**EXERCISE DETAILS:** List every line below containing "COINBASE".

**Dataset items:**
• • • • • • •
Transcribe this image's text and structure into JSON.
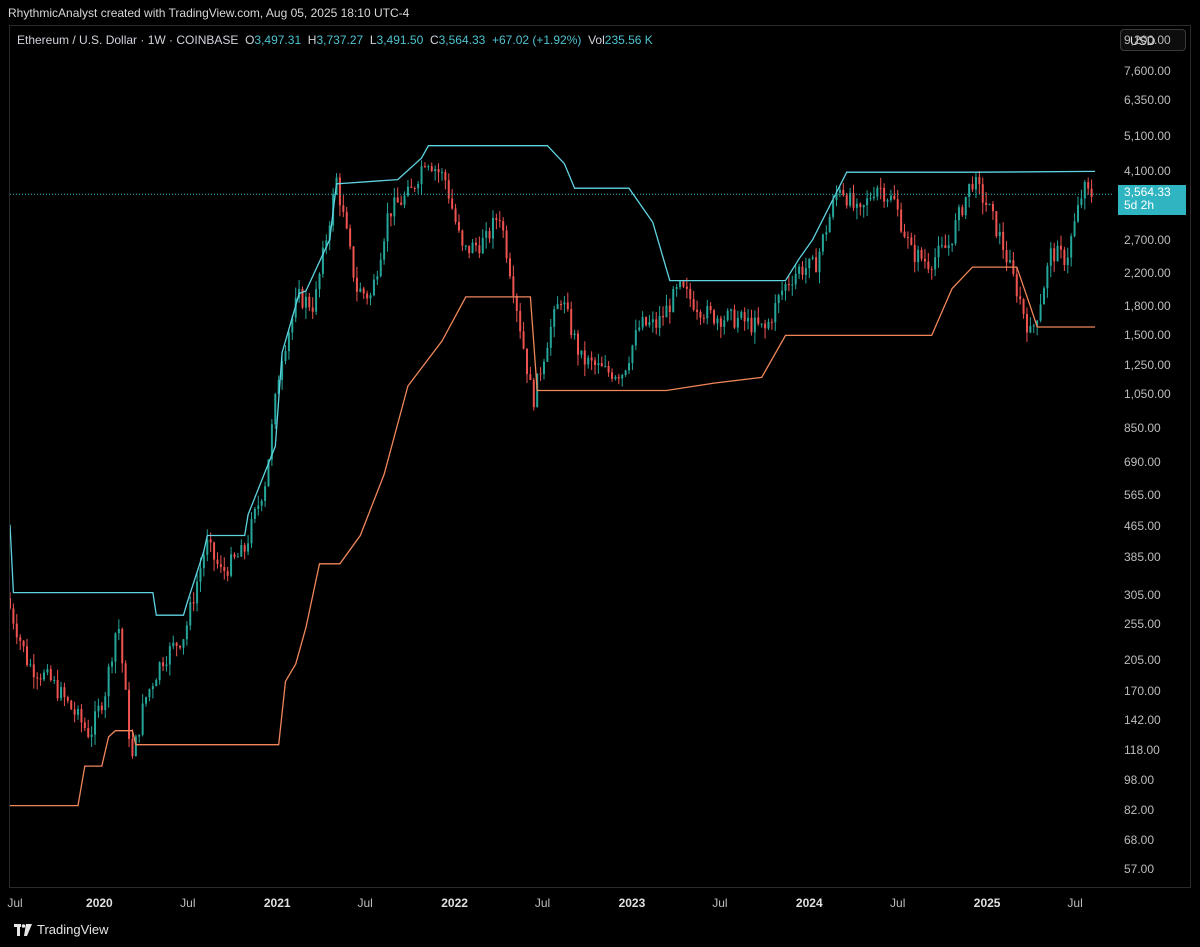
{
  "header": {
    "caption": "RhythmicAnalyst created with TradingView.com, Aug 05, 2025 18:10 UTC-4"
  },
  "legend": {
    "symbol": "Ethereum / U.S. Dollar · 1W · COINBASE",
    "open_key": "O",
    "open": "3,497.31",
    "high_key": "H",
    "high": "3,737.27",
    "low_key": "L",
    "low": "3,491.50",
    "close_key": "C",
    "close": "3,564.33",
    "change": "+67.02 (+1.92%)",
    "vol_key": "Vol",
    "vol": "235.56 K"
  },
  "currency": "USD",
  "price_tag": {
    "price": "3,564.33",
    "countdown": "5d 2h"
  },
  "footer": {
    "brand": "TradingView",
    "logo_icon": "tradingview-logo-icon"
  },
  "colors": {
    "upper": "#5fd3e0",
    "lower": "#f0865a",
    "up": "#26a69a",
    "down": "#ef5350"
  },
  "chart_data": {
    "type": "candlestick",
    "title": "Ethereum / U.S. Dollar · 1W · COINBASE",
    "y_scale": "log",
    "ylim": [
      51,
      10000
    ],
    "y_ticks": [
      "9,200.00",
      "7,600.00",
      "6,350.00",
      "5,100.00",
      "4,100.00",
      "2,700.00",
      "2,200.00",
      "1,800.00",
      "1,500.00",
      "1,250.00",
      "1,050.00",
      "850.00",
      "690.00",
      "565.00",
      "465.00",
      "385.00",
      "305.00",
      "255.00",
      "205.00",
      "170.00",
      "142.00",
      "118.00",
      "98.00",
      "82.00",
      "68.00",
      "57.00"
    ],
    "x_ticks": [
      {
        "label": "Jul",
        "date": "2019-07-01",
        "year": false
      },
      {
        "label": "2020",
        "date": "2020-01-01",
        "year": true
      },
      {
        "label": "Jul",
        "date": "2020-07-01",
        "year": false
      },
      {
        "label": "2021",
        "date": "2021-01-01",
        "year": true
      },
      {
        "label": "Jul",
        "date": "2021-07-01",
        "year": false
      },
      {
        "label": "2022",
        "date": "2022-01-01",
        "year": true
      },
      {
        "label": "Jul",
        "date": "2022-07-01",
        "year": false
      },
      {
        "label": "2023",
        "date": "2023-01-01",
        "year": true
      },
      {
        "label": "Jul",
        "date": "2023-07-01",
        "year": false
      },
      {
        "label": "2024",
        "date": "2024-01-01",
        "year": true
      },
      {
        "label": "Jul",
        "date": "2024-07-01",
        "year": false
      },
      {
        "label": "2025",
        "date": "2025-01-01",
        "year": true
      },
      {
        "label": "Jul",
        "date": "2025-07-01",
        "year": false
      }
    ],
    "x_range": [
      "2019-07-01",
      "2025-09-15"
    ],
    "last_price": 3564.33,
    "price_path": [
      [
        "2019-07-01",
        300
      ],
      [
        "2019-08-15",
        200
      ],
      [
        "2019-10-01",
        180
      ],
      [
        "2019-11-15",
        150
      ],
      [
        "2019-12-20",
        130
      ],
      [
        "2020-01-20",
        170
      ],
      [
        "2020-02-15",
        265
      ],
      [
        "2020-03-15",
        110
      ],
      [
        "2020-04-10",
        160
      ],
      [
        "2020-05-15",
        205
      ],
      [
        "2020-07-01",
        240
      ],
      [
        "2020-08-15",
        420
      ],
      [
        "2020-09-15",
        350
      ],
      [
        "2020-11-01",
        400
      ],
      [
        "2020-12-15",
        620
      ],
      [
        "2021-01-15",
        1300
      ],
      [
        "2021-02-20",
        1900
      ],
      [
        "2021-03-25",
        1800
      ],
      [
        "2021-05-10",
        3900
      ],
      [
        "2021-06-20",
        2000
      ],
      [
        "2021-07-20",
        1900
      ],
      [
        "2021-08-25",
        3200
      ],
      [
        "2021-10-10",
        3600
      ],
      [
        "2021-11-10",
        4500
      ],
      [
        "2021-12-20",
        3900
      ],
      [
        "2022-01-25",
        2500
      ],
      [
        "2022-03-15",
        2700
      ],
      [
        "2022-04-10",
        3200
      ],
      [
        "2022-05-10",
        2000
      ],
      [
        "2022-06-18",
        1000
      ],
      [
        "2022-07-20",
        1500
      ],
      [
        "2022-08-15",
        1900
      ],
      [
        "2022-09-25",
        1300
      ],
      [
        "2022-11-15",
        1200
      ],
      [
        "2022-12-20",
        1200
      ],
      [
        "2023-01-25",
        1600
      ],
      [
        "2023-03-01",
        1600
      ],
      [
        "2023-04-15",
        2000
      ],
      [
        "2023-06-15",
        1700
      ],
      [
        "2023-08-20",
        1650
      ],
      [
        "2023-10-10",
        1550
      ],
      [
        "2023-11-15",
        2000
      ],
      [
        "2023-12-15",
        2250
      ],
      [
        "2024-01-20",
        2300
      ],
      [
        "2024-03-10",
        3800
      ],
      [
        "2024-04-20",
        3100
      ],
      [
        "2024-05-25",
        3800
      ],
      [
        "2024-07-01",
        3400
      ],
      [
        "2024-08-05",
        2500
      ],
      [
        "2024-09-10",
        2350
      ],
      [
        "2024-10-20",
        2600
      ],
      [
        "2024-12-08",
        3900
      ],
      [
        "2025-01-10",
        3300
      ],
      [
        "2025-02-05",
        2700
      ],
      [
        "2025-03-15",
        1900
      ],
      [
        "2025-04-08",
        1500
      ],
      [
        "2025-04-25",
        1800
      ],
      [
        "2025-05-20",
        2500
      ],
      [
        "2025-06-20",
        2400
      ],
      [
        "2025-07-25",
        3700
      ],
      [
        "2025-08-05",
        3564
      ]
    ],
    "series": [
      {
        "name": "upper",
        "values": [
          [
            "2019-07-01",
            470
          ],
          [
            "2019-07-08",
            310
          ],
          [
            "2020-04-20",
            310
          ],
          [
            "2020-04-27",
            270
          ],
          [
            "2020-06-22",
            270
          ],
          [
            "2020-06-29",
            290
          ],
          [
            "2020-08-03",
            400
          ],
          [
            "2020-08-10",
            440
          ],
          [
            "2020-10-26",
            440
          ],
          [
            "2020-11-02",
            500
          ],
          [
            "2020-12-28",
            760
          ],
          [
            "2021-01-11",
            1350
          ],
          [
            "2021-02-08",
            1800
          ],
          [
            "2021-02-15",
            1940
          ],
          [
            "2021-03-01",
            1970
          ],
          [
            "2021-04-19",
            2700
          ],
          [
            "2021-05-03",
            3800
          ],
          [
            "2021-09-06",
            3900
          ],
          [
            "2021-10-25",
            4450
          ],
          [
            "2021-11-08",
            4800
          ],
          [
            "2022-07-11",
            4800
          ],
          [
            "2022-08-15",
            4300
          ],
          [
            "2022-09-05",
            3700
          ],
          [
            "2022-12-26",
            3700
          ],
          [
            "2023-02-13",
            3000
          ],
          [
            "2023-03-20",
            2100
          ],
          [
            "2023-11-13",
            2100
          ],
          [
            "2023-12-11",
            2400
          ],
          [
            "2024-01-08",
            2700
          ],
          [
            "2024-03-18",
            4080
          ],
          [
            "2024-12-09",
            4080
          ],
          [
            "2025-08-11",
            4100
          ]
        ]
      },
      {
        "name": "lower",
        "values": [
          [
            "2019-07-01",
            84
          ],
          [
            "2019-11-18",
            84
          ],
          [
            "2019-12-02",
            107
          ],
          [
            "2020-01-06",
            107
          ],
          [
            "2020-01-20",
            128
          ],
          [
            "2020-02-03",
            133
          ],
          [
            "2020-03-09",
            133
          ],
          [
            "2020-03-16",
            122
          ],
          [
            "2021-01-04",
            122
          ],
          [
            "2021-01-18",
            180
          ],
          [
            "2021-02-08",
            200
          ],
          [
            "2021-03-01",
            250
          ],
          [
            "2021-03-29",
            370
          ],
          [
            "2021-05-10",
            370
          ],
          [
            "2021-06-21",
            440
          ],
          [
            "2021-08-09",
            640
          ],
          [
            "2021-09-27",
            1100
          ],
          [
            "2021-12-06",
            1450
          ],
          [
            "2022-01-24",
            1900
          ],
          [
            "2022-06-06",
            1900
          ],
          [
            "2022-06-20",
            1070
          ],
          [
            "2023-03-13",
            1070
          ],
          [
            "2023-06-19",
            1120
          ],
          [
            "2023-09-25",
            1160
          ],
          [
            "2023-11-13",
            1500
          ],
          [
            "2024-09-09",
            1500
          ],
          [
            "2024-10-21",
            2000
          ],
          [
            "2024-12-02",
            2280
          ],
          [
            "2025-03-03",
            2280
          ],
          [
            "2025-03-31",
            1790
          ],
          [
            "2025-04-14",
            1580
          ],
          [
            "2025-08-11",
            1580
          ]
        ]
      }
    ]
  }
}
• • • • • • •
**WRITTEN ANSWER:**
    "symbol": "Ethereum / U.S. Dollar · 1W · COINBASE",
    "title": "Ethereum / U.S. Dollar · 1W · COINBASE",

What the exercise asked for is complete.